Tucked into the corners of the Old Town Hall are two of the original light fixtures from the Mount Hope Bridge. They still light up when we plug them in although they date from the 1929 construction of the bridge. It was the first bridge in the United States that was painted a color – green to blend in instead of black or gray. Our Mount Hope lights still bear that green color. The bridge was a prize winning suspension bridge and it was the longest suspension bridge in New England for decades. It was built at the point of the narrowest gap between Bristol and Portsmouth, the historic site of the Bristol or Tripp’s Ferry.

With automobiles becoming more common, Newport politicians pushed for a bridge, but the state legislature rejected the bridge proposal. A private group emerged to make a privately owned toll bridge. Newport representative Herbert Smith continued to back it and got the state authorization to permit private capital to build and charge tolls for a specified time.

The bridge was designed by David Steinmen. Its total cost was about $4,250.000. Authorized on December 16, 1927 it was completed Oct. 24, 1929. Its length is 6,130 feet. and it is 285 ft. above water. The deepest foundation is 54 feet below sea level. The builders were convinced to try a new heat treated wire. Unfortunately these proved to be defective and problems plagued bridge construction. The cables were condemned in February of 1929 – only four months from projected completion date. It was a mammoth project to dismantle and re-wire. This process made the bridge opening four months late.

Just five days after opening ceremonies, the stock market crashed. With the Depression the Mt. Hope Bridge Company defaulted on their mortgage. After a public auction, R.F. Haffenreffer with the Mount Hope Bridge Corporation purchased the bridge. The State of Rhode Island took over in 1955.

The Historical Society has items from the opening festivities of the Mt. Hope Bridge in 1929. These items include an invitation, guest badge and photographs of the construction and ribbon cutting. A front page newspaper article from the time helped us to understand how elaborate the ceremonies were.

Note Lighting fixtures with flags at the grand opening in 1929.

Senator William H. Vanderbilt presided over the pageant.
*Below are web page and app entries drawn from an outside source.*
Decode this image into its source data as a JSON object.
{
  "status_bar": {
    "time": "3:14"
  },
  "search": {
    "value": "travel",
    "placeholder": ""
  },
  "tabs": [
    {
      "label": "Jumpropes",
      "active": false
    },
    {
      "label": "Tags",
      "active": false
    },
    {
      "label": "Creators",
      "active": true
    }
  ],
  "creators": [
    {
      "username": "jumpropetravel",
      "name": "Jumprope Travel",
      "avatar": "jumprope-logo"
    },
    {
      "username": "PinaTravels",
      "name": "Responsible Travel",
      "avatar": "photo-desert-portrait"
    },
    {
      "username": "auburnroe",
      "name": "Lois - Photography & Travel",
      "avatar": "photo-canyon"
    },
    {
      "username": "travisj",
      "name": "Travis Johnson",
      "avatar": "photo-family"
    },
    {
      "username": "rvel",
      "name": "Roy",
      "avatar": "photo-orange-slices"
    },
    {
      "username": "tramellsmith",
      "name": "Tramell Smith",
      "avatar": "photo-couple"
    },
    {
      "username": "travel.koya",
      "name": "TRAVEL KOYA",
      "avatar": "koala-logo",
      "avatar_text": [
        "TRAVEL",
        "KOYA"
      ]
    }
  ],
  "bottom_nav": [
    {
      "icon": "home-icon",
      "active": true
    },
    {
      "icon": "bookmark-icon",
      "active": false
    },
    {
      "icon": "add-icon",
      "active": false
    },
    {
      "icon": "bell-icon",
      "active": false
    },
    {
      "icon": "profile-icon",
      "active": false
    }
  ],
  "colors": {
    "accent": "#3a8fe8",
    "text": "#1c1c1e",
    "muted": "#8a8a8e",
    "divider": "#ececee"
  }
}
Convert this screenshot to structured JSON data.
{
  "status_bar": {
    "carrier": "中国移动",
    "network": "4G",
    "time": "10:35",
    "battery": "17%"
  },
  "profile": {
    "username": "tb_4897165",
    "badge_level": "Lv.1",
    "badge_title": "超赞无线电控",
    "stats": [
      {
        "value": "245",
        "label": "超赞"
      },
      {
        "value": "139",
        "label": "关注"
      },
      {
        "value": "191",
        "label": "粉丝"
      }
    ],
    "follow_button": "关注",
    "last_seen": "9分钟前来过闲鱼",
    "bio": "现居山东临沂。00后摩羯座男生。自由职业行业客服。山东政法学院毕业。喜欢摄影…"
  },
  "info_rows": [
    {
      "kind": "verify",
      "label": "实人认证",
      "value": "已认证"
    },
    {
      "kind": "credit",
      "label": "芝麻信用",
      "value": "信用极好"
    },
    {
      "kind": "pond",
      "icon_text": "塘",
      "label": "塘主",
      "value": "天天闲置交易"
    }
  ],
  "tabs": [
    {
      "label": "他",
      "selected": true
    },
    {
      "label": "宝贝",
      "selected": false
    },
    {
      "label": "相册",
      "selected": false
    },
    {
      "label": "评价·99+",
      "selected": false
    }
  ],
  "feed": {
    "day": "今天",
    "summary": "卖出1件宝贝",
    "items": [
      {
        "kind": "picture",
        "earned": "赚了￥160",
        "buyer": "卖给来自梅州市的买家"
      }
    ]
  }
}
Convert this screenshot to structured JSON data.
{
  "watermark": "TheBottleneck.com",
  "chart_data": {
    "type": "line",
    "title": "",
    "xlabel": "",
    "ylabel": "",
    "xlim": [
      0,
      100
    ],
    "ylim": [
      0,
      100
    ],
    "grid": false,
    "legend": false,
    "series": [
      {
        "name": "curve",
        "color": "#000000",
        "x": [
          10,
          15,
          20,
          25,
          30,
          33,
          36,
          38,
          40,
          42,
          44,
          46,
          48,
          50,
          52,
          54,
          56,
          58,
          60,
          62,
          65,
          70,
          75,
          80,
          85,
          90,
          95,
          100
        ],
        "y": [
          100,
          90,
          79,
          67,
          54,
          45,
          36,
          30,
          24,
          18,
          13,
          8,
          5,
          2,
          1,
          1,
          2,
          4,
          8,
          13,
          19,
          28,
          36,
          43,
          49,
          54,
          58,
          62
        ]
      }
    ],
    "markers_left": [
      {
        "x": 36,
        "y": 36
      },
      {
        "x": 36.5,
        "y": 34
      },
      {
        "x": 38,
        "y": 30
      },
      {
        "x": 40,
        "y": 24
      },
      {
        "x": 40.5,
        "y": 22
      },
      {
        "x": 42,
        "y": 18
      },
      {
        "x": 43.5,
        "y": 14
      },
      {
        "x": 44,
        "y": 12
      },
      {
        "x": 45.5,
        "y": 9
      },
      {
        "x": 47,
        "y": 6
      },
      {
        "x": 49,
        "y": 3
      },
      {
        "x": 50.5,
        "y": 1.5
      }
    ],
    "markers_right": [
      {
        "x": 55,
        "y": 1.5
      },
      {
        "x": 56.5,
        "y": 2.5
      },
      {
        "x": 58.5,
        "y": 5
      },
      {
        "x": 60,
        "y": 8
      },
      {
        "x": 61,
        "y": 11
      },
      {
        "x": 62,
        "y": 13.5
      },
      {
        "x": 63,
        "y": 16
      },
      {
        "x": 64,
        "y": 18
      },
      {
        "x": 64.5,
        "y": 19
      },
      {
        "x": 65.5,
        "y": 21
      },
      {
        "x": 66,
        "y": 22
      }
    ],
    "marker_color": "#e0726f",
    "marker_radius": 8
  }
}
Beginning at 10 in the morning, a parade began in Bristol and headed toward the bridge. Part of this parade was a “tableau” depicting Roger Williams that was organized by the Rhode Island Historical Society. The Newport Historical Society organized a tableau and parade depicting John Clarke and they marched from the Aquidneck Island side.

At 11 a.m., “Roger Williams” met “John Clarke” and unfurled flags at the center of the bridge and exchanged greetings. There was an Native American ceremony in which Governor Case and Senator Vanderbilt became members of the Algonquin Council. Vice President Charles Curtis signaled from Washington, D.C. at noon to begin the dedication of the bridge.

The program lists events such as a christening of the bridge, ribbon cuttings and acceptance of bridge certification. The ceremony was even broadcast on WEAN at the old Outlet Building in Providence. Twenty five thousand cars paraded across the bridge after the ceremonies. In one of those cars was my father, riding in his uncle’s car.